Copyrights part 2

by Armand Cabrera

One of my readers wrote for some further information and clarifications about copyrights and I thought they would be of interest to everyone so here they are.

If an artist copies a work and clearly ‘attributes’ it to the other artist, is it then okay to sell it as a copy? Only if the artist is dead?

 John Singer Sargent

If you copy the work of a dead artist (as an example let’s say Sargent) you must use the phrase After John Singer Sargent and then your name, as part of the signature on the front of the painting. To copy the work of a living artist and sell it you must obtain their permission. Museums have strict standards for copy work so if you are planning to copy paintings in a museum check their rules and registration policies. Usually museums don’t want you to copy a painting in the same size as the original.

It seems common now for artists to sell prints of their paintings. What about artists who put their own images on t-shirts, calendars, coffee mugs etc? (With a copyright symbol) Are there any ethics or laws here, especially regarding the person who bought the original painting? Maybe even several years earlier before all these merchandising opportunities were available? Do clients object to “their “painting being on a coffee mug? Or does it make their painting more valuable?

Clients may object but the copyright resides with the artist until they give up or transfer those rights in writing. The sale of the original work transfers no copyright for the work and the creator of the work can recreate and sell any reproductions they choose. Whether it makes the original more valuable is debatable.

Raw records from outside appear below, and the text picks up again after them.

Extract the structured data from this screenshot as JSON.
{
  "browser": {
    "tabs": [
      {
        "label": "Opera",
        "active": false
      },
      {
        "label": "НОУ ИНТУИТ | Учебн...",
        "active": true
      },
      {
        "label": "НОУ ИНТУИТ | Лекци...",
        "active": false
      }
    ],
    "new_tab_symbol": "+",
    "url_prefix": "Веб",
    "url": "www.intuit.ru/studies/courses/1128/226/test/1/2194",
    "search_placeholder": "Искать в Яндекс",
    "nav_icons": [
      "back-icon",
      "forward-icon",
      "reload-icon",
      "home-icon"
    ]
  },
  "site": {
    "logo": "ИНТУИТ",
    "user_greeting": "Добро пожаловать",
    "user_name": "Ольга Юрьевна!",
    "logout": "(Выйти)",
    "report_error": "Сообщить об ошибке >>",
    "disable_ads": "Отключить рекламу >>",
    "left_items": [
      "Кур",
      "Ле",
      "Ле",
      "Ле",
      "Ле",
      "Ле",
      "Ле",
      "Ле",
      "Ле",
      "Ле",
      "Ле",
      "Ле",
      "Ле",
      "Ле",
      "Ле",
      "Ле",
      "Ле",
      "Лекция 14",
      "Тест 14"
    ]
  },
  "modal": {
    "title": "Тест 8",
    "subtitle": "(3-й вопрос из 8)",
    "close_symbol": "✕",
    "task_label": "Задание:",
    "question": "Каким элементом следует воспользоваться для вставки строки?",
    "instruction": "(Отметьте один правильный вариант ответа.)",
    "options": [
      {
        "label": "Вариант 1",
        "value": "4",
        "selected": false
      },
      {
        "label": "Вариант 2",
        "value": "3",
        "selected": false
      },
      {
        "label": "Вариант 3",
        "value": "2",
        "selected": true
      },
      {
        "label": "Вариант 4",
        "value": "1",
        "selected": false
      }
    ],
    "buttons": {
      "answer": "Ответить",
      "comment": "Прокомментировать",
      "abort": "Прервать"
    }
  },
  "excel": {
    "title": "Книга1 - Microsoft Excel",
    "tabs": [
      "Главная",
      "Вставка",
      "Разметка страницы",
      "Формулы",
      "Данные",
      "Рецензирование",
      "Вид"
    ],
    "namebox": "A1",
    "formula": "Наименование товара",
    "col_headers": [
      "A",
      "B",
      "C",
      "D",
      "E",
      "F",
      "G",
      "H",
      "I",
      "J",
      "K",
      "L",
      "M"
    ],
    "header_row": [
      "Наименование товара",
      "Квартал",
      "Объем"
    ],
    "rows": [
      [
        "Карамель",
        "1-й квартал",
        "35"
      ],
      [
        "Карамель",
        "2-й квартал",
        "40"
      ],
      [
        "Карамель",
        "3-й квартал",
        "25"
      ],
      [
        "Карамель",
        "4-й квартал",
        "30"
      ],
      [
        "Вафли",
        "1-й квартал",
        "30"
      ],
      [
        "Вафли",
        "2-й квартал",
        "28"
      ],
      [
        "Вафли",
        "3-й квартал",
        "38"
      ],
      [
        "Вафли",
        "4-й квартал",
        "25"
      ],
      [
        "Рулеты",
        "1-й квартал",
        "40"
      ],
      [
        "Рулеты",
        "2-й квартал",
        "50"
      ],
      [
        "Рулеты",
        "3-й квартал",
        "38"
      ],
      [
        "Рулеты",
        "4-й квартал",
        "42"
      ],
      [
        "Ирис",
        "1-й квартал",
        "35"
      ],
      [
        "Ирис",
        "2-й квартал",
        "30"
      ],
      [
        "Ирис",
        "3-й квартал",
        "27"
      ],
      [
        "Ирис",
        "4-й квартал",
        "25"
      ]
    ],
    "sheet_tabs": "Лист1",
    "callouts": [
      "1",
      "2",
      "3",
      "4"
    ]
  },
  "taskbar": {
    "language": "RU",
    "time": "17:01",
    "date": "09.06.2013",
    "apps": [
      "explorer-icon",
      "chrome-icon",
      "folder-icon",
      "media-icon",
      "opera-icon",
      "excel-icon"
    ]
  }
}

It is also important to take into consideration the effect selling prints has; if your collectors start dumping your originals back on the market you might want to think twice about selling reproductions. You have to sell a lot of tee shirts and mugs to equal the money you would make from the sale of just one original painting.